Nickel Prices Head for Longest Run of Monthly Gains Since 2009

Apr 25, 2014 2:13 pm ET

April 25 (Bloomberg) -- Nickel prices rose, heading for the longest run of monthly gains since 2009, on concern that more sanctions from the U.S. and Europe will be imposed against Russia, the world’s largest producer of the refined metal.

As Ukraine tensions mount, the Group of Seven nations are preparing new measures against Russia, German Chancellor Angela Merkel said. Indonesia, the top nickel producer from mines, banned exports of unprocessed ore in January.

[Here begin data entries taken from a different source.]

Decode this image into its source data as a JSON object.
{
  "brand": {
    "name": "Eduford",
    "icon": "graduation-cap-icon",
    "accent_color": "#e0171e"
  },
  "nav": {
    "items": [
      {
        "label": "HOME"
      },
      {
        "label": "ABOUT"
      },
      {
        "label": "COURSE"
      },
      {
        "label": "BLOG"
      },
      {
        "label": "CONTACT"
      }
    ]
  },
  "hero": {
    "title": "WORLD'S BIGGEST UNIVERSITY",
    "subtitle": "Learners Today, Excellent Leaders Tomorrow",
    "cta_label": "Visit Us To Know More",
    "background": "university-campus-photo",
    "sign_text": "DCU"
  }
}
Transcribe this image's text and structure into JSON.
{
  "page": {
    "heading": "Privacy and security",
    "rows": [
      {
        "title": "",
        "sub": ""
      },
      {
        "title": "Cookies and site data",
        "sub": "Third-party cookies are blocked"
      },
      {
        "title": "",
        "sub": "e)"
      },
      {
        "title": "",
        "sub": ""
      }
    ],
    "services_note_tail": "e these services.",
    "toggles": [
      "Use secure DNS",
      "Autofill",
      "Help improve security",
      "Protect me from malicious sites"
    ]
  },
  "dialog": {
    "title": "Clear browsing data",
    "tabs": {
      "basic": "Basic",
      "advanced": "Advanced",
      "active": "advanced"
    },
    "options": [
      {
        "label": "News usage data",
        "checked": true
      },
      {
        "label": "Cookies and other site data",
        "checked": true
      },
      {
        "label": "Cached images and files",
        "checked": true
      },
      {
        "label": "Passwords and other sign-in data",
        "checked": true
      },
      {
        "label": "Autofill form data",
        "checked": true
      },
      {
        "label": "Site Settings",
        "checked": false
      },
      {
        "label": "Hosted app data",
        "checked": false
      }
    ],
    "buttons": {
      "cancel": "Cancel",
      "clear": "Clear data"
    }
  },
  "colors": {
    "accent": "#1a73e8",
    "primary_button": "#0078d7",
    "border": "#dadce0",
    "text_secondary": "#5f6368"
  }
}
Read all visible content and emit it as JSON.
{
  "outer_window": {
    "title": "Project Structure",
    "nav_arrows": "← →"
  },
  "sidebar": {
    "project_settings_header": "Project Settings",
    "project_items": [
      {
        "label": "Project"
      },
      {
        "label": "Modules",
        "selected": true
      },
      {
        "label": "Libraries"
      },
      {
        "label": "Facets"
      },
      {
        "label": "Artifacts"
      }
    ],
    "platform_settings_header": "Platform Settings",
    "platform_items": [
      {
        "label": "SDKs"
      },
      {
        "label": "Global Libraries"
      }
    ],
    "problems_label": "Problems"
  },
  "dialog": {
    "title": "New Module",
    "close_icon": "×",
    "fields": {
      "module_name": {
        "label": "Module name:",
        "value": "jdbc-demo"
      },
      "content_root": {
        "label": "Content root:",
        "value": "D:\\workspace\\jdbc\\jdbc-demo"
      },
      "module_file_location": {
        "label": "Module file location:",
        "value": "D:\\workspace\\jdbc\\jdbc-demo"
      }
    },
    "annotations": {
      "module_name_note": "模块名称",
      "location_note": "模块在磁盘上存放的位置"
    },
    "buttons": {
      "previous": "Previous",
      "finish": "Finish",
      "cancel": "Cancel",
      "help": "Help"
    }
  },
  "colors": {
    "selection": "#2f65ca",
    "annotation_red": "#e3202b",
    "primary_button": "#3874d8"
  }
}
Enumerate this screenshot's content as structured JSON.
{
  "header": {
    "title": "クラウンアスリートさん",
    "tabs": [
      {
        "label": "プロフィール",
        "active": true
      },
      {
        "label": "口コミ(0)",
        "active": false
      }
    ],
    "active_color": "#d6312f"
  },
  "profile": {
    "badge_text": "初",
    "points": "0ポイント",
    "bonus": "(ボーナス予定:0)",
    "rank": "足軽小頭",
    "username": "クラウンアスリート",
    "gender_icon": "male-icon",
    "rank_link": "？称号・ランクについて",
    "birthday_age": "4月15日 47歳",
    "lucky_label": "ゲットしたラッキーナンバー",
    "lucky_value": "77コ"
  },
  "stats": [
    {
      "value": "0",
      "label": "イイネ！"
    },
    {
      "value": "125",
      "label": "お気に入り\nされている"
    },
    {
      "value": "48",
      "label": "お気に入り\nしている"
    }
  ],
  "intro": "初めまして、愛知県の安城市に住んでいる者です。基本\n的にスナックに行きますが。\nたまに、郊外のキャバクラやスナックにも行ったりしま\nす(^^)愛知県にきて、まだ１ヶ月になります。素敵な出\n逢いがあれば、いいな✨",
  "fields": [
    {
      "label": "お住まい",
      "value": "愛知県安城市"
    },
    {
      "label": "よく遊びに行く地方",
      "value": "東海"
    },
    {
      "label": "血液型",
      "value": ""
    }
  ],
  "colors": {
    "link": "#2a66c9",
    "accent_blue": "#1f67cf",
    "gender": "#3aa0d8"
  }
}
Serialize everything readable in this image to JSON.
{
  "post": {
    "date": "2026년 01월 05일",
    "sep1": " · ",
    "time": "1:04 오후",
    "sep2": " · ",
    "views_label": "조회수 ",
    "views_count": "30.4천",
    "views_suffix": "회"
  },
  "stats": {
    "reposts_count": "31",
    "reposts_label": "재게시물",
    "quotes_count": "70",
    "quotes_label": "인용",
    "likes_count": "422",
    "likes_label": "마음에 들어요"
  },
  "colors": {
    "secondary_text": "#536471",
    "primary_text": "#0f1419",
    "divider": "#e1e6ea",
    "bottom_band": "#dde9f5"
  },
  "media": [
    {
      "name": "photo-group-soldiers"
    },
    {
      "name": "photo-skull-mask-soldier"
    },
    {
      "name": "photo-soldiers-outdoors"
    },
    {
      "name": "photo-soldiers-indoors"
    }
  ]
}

“At one point next week, markets will likely have to deal with the increased likelihood of another round of sanctions being imposed,” Edward Meir, an analyst at INTL FCStone Inc. in New York, said in a report. “We expect to see some fallout on ‘Russian-centric’ commodities like oil, nickel, platinum, palladium and aluminum.”

Nickel for delivery in three months climbed 0.5 percent to $18,445 a metric ton at 5:51 p.m. on the London Metal Exchange. The price headed for the fifth straight monthly gain, the longest rally since August 2009. The commodity has jumped 33 percent this year.

This month, nickel has climbed 16 percent, heading for the biggest increase since March 2010. Yesterday, the price reached $18,600, the highest since Feb. 6, 2013. The commodity, used to make stainless steel, rose to a record $51,800 in May 2007.

The Indonesian ban will boost raw-material costs and curb output in Japan, the nation’s biggest ferro-nickel makers said. The nickel market faces a shortfall of 100,000 tons in 2015, the first since 2010, BNP Paribas SA said yesterday.

Copper for delivery in three months gained 0.2 percent to $6,765 a ton ($3.07 a pound) on the LME. Aluminum, zinc, lead and tin dropped.

On the Comex in New York, copper futures for July delivery rose 0.2 percent to $3.093 a pound. The price climbed for the third straight week, the longest rally since mid-August.

--With assistance from Jae Hur in Tokyo and Maria Kolesnikova in London.